## Data provided
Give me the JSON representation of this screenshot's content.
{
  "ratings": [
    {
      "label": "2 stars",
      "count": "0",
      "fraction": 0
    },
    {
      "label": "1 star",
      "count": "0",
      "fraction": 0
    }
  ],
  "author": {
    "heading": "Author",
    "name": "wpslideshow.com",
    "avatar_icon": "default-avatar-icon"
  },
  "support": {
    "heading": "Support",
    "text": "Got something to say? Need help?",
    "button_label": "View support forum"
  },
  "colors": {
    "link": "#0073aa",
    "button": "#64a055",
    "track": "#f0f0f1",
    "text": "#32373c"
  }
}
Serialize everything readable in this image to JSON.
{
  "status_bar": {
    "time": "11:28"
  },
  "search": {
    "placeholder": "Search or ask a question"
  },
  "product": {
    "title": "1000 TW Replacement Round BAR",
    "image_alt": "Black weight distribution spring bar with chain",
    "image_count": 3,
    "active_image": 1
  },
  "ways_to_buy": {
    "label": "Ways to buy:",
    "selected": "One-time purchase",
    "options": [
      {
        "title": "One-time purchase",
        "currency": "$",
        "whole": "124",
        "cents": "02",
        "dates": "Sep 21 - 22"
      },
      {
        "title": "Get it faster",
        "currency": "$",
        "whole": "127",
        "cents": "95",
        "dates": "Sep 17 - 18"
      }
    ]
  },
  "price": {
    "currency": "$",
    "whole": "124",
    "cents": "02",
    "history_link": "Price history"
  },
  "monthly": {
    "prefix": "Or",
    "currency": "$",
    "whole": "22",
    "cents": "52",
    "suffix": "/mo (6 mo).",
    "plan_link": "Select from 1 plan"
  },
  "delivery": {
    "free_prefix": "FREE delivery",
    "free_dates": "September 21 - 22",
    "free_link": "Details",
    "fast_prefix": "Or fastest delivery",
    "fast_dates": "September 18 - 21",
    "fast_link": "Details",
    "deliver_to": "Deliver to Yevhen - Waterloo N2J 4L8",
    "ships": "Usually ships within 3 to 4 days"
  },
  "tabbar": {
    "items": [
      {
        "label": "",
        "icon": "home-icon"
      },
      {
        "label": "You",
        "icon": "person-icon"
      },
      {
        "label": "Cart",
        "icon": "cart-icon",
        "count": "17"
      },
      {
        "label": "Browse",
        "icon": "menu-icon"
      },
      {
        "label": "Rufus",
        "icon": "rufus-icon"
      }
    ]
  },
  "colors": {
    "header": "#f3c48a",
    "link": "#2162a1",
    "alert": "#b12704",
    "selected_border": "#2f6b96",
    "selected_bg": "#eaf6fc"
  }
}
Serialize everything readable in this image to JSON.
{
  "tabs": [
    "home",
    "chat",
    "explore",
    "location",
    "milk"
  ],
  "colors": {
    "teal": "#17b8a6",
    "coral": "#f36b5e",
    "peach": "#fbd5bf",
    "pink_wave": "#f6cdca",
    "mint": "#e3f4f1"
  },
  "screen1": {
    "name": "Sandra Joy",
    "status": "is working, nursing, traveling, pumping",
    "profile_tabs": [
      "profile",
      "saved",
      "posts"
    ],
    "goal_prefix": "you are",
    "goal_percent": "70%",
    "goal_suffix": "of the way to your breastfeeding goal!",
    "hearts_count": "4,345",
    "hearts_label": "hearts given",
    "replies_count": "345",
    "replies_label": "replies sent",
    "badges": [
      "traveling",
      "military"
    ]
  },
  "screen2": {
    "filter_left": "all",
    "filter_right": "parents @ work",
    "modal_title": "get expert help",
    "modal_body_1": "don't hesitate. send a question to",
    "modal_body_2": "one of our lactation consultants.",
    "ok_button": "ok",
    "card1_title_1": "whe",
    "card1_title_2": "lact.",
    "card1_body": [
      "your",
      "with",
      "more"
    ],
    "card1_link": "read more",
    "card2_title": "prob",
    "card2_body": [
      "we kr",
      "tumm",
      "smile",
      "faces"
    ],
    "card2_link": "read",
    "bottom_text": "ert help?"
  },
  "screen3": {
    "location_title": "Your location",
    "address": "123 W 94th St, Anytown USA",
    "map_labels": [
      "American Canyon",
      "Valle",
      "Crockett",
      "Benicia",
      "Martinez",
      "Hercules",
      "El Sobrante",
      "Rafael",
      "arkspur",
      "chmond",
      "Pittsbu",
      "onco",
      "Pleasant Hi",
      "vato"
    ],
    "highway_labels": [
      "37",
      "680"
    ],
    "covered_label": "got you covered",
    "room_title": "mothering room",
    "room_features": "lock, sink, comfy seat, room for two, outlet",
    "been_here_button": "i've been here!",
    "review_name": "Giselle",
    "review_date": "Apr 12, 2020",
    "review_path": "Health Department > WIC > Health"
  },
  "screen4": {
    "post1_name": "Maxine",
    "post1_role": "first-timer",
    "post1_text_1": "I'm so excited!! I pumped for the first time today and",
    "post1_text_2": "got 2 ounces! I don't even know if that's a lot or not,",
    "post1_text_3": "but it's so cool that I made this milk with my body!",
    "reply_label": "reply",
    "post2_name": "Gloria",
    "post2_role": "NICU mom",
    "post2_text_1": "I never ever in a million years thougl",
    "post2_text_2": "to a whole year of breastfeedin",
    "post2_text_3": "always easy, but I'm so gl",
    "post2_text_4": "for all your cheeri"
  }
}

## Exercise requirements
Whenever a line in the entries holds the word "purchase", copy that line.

## Exercise output
    "selected": "One-time purchase",
        "title": "One-time purchase",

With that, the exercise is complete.